Dataset excerpts
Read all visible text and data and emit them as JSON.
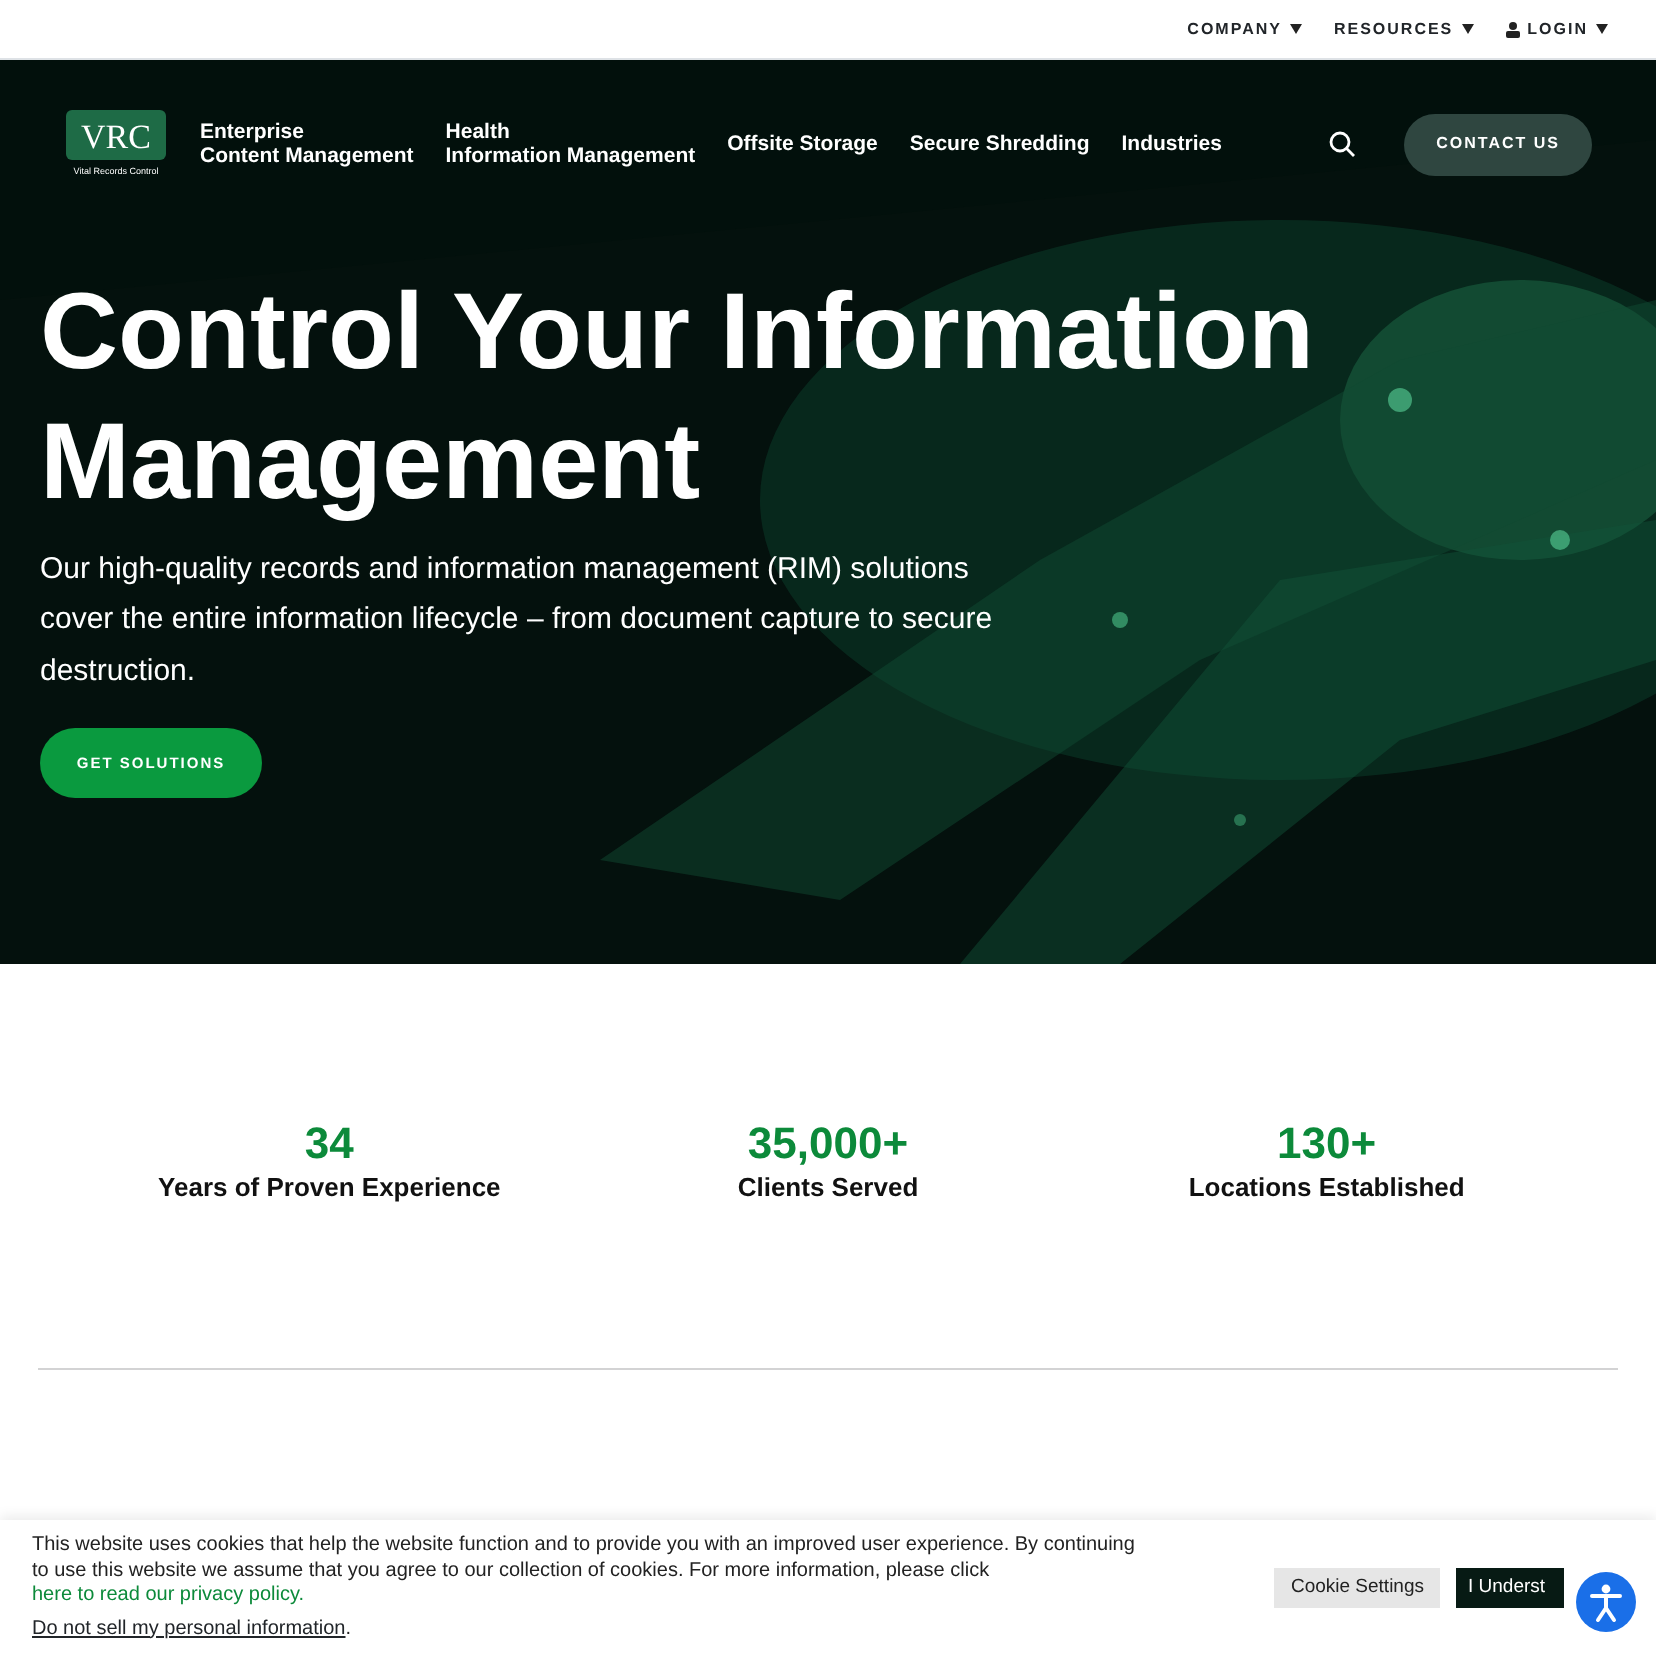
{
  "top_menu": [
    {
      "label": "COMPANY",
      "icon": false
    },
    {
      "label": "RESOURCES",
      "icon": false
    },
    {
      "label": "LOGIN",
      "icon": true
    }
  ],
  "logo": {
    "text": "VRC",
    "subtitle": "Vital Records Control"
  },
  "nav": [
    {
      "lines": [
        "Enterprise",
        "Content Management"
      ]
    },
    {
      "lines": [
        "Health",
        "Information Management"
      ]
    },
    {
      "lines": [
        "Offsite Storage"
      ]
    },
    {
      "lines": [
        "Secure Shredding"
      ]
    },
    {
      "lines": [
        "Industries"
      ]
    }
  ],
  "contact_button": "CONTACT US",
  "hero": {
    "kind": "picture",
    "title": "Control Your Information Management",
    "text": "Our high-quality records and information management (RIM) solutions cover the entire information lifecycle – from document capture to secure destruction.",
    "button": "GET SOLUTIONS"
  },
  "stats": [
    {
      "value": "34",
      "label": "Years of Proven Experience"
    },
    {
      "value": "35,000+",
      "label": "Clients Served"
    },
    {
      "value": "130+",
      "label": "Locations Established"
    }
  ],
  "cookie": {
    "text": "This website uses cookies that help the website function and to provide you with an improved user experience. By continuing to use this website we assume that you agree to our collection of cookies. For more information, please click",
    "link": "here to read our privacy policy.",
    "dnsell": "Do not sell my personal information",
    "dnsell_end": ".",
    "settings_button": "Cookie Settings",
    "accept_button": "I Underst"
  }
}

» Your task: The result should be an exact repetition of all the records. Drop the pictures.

» Result for this task:
Read all visible text and data and emit them as JSON.
{
  "top_menu": [
    {
      "label": "COMPANY",
      "icon": false
    },
    {
      "label": "RESOURCES",
      "icon": false
    },
    {
      "label": "LOGIN",
      "icon": true
    }
  ],
  "logo": {
    "text": "VRC",
    "subtitle": "Vital Records Control"
  },
  "nav": [
    {
      "lines": [
        "Enterprise",
        "Content Management"
      ]
    },
    {
      "lines": [
        "Health",
        "Information Management"
      ]
    },
    {
      "lines": [
        "Offsite Storage"
      ]
    },
    {
      "lines": [
        "Secure Shredding"
      ]
    },
    {
      "lines": [
        "Industries"
      ]
    }
  ],
  "contact_button": "CONTACT US",
  "hero": {
    "kind": "picture",
    "title": "Control Your Information Management",
    "text": "Our high-quality records and information management (RIM) solutions cover the entire information lifecycle – from document capture to secure destruction.",
    "button": "GET SOLUTIONS"
  },
  "stats": [
    {
      "value": "34",
      "label": "Years of Proven Experience"
    },
    {
      "value": "35,000+",
      "label": "Clients Served"
    },
    {
      "value": "130+",
      "label": "Locations Established"
    }
  ],
  "cookie": {
    "text": "This website uses cookies that help the website function and to provide you with an improved user experience. By continuing to use this website we assume that you agree to our collection of cookies. For more information, please click",
    "link": "here to read our privacy policy.",
    "dnsell": "Do not sell my personal information",
    "dnsell_end": ".",
    "settings_button": "Cookie Settings",
    "accept_button": "I Underst"
  }
}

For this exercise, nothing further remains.